Assignment → Copy out all the records exactly.

[Items from a data source]
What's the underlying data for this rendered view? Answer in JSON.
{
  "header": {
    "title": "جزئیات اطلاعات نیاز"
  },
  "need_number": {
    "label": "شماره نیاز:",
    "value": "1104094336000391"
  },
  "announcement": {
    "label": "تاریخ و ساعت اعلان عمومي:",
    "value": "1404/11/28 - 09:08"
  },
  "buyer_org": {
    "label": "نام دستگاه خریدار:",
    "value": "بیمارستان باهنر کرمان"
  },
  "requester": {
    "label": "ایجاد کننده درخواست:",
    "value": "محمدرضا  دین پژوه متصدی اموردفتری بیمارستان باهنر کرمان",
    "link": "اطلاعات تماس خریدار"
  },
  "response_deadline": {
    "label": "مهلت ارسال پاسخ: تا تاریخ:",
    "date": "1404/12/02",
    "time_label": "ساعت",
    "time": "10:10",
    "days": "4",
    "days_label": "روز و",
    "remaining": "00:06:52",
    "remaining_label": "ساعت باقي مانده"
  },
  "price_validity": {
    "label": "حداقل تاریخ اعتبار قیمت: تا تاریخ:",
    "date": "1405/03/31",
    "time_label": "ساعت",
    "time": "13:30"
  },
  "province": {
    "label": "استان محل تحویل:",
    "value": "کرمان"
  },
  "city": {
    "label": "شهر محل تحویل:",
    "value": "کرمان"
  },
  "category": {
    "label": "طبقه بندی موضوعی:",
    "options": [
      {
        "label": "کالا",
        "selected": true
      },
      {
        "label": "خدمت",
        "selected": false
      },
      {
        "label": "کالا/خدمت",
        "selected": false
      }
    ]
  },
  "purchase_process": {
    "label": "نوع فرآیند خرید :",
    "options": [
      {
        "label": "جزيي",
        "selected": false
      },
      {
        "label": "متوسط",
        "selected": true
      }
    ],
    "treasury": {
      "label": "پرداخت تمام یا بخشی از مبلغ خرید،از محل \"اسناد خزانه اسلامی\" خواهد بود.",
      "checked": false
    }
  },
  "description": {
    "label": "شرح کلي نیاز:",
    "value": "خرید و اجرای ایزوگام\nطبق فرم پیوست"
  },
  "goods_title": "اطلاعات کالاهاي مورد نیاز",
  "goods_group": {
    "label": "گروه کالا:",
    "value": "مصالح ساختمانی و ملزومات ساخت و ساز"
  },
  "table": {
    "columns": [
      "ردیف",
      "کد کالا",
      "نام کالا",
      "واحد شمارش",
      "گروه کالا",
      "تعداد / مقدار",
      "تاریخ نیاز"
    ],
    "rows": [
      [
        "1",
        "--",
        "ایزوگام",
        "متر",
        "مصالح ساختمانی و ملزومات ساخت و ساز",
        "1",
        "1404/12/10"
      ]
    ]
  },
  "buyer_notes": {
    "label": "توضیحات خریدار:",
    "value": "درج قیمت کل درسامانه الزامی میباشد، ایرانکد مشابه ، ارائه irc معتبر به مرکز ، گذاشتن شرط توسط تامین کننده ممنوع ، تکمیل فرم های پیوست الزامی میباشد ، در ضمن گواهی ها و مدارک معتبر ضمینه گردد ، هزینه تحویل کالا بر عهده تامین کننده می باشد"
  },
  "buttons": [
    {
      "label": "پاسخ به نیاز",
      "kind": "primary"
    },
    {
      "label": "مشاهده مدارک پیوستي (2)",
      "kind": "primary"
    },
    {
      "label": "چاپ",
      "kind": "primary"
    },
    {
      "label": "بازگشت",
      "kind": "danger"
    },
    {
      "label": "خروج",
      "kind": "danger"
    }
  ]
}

Result for this exercise →
What's the underlying data for this rendered view? Answer in JSON.
{
  "header": {
    "title": "جزئیات اطلاعات نیاز"
  },
  "need_number": {
    "label": "شماره نیاز:",
    "value": "1104094336000391"
  },
  "announcement": {
    "label": "تاریخ و ساعت اعلان عمومي:",
    "value": "1404/11/28 - 09:08"
  },
  "buyer_org": {
    "label": "نام دستگاه خریدار:",
    "value": "بیمارستان باهنر کرمان"
  },
  "requester": {
    "label": "ایجاد کننده درخواست:",
    "value": "محمدرضا  دین پژوه متصدی اموردفتری بیمارستان باهنر کرمان",
    "link": "اطلاعات تماس خریدار"
  },
  "response_deadline": {
    "label": "مهلت ارسال پاسخ: تا تاریخ:",
    "date": "1404/12/02",
    "time_label": "ساعت",
    "time": "10:10",
    "days": "4",
    "days_label": "روز و",
    "remaining": "00:06:52",
    "remaining_label": "ساعت باقي مانده"
  },
  "price_validity": {
    "label": "حداقل تاریخ اعتبار قیمت: تا تاریخ:",
    "date": "1405/03/31",
    "time_label": "ساعت",
    "time": "13:30"
  },
  "province": {
    "label": "استان محل تحویل:",
    "value": "کرمان"
  },
  "city": {
    "label": "شهر محل تحویل:",
    "value": "کرمان"
  },
  "category": {
    "label": "طبقه بندی موضوعی:",
    "options": [
      {
        "label": "کالا",
        "selected": true
      },
      {
        "label": "خدمت",
        "selected": false
      },
      {
        "label": "کالا/خدمت",
        "selected": false
      }
    ]
  },
  "purchase_process": {
    "label": "نوع فرآیند خرید :",
    "options": [
      {
        "label": "جزيي",
        "selected": false
      },
      {
        "label": "متوسط",
        "selected": true
      }
    ],
    "treasury": {
      "label": "پرداخت تمام یا بخشی از مبلغ خرید،از محل \"اسناد خزانه اسلامی\" خواهد بود.",
      "checked": false
    }
  },
  "description": {
    "label": "شرح کلي نیاز:",
    "value": "خرید و اجرای ایزوگام\nطبق فرم پیوست"
  },
  "goods_title": "اطلاعات کالاهاي مورد نیاز",
  "goods_group": {
    "label": "گروه کالا:",
    "value": "مصالح ساختمانی و ملزومات ساخت و ساز"
  },
  "table": {
    "columns": [
      "ردیف",
      "کد کالا",
      "نام کالا",
      "واحد شمارش",
      "گروه کالا",
      "تعداد / مقدار",
      "تاریخ نیاز"
    ],
    "rows": [
      [
        "1",
        "--",
        "ایزوگام",
        "متر",
        "مصالح ساختمانی و ملزومات ساخت و ساز",
        "1",
        "1404/12/10"
      ]
    ]
  },
  "buyer_notes": {
    "label": "توضیحات خریدار:",
    "value": "درج قیمت کل درسامانه الزامی میباشد، ایرانکد مشابه ، ارائه irc معتبر به مرکز ، گذاشتن شرط توسط تامین کننده ممنوع ، تکمیل فرم های پیوست الزامی میباشد ، در ضمن گواهی ها و مدارک معتبر ضمینه گردد ، هزینه تحویل کالا بر عهده تامین کننده می باشد"
  },
  "buttons": [
    {
      "label": "پاسخ به نیاز",
      "kind": "primary"
    },
    {
      "label": "مشاهده مدارک پیوستي (2)",
      "kind": "primary"
    },
    {
      "label": "چاپ",
      "kind": "primary"
    },
    {
      "label": "بازگشت",
      "kind": "danger"
    },
    {
      "label": "خروج",
      "kind": "danger"
    }
  ]
}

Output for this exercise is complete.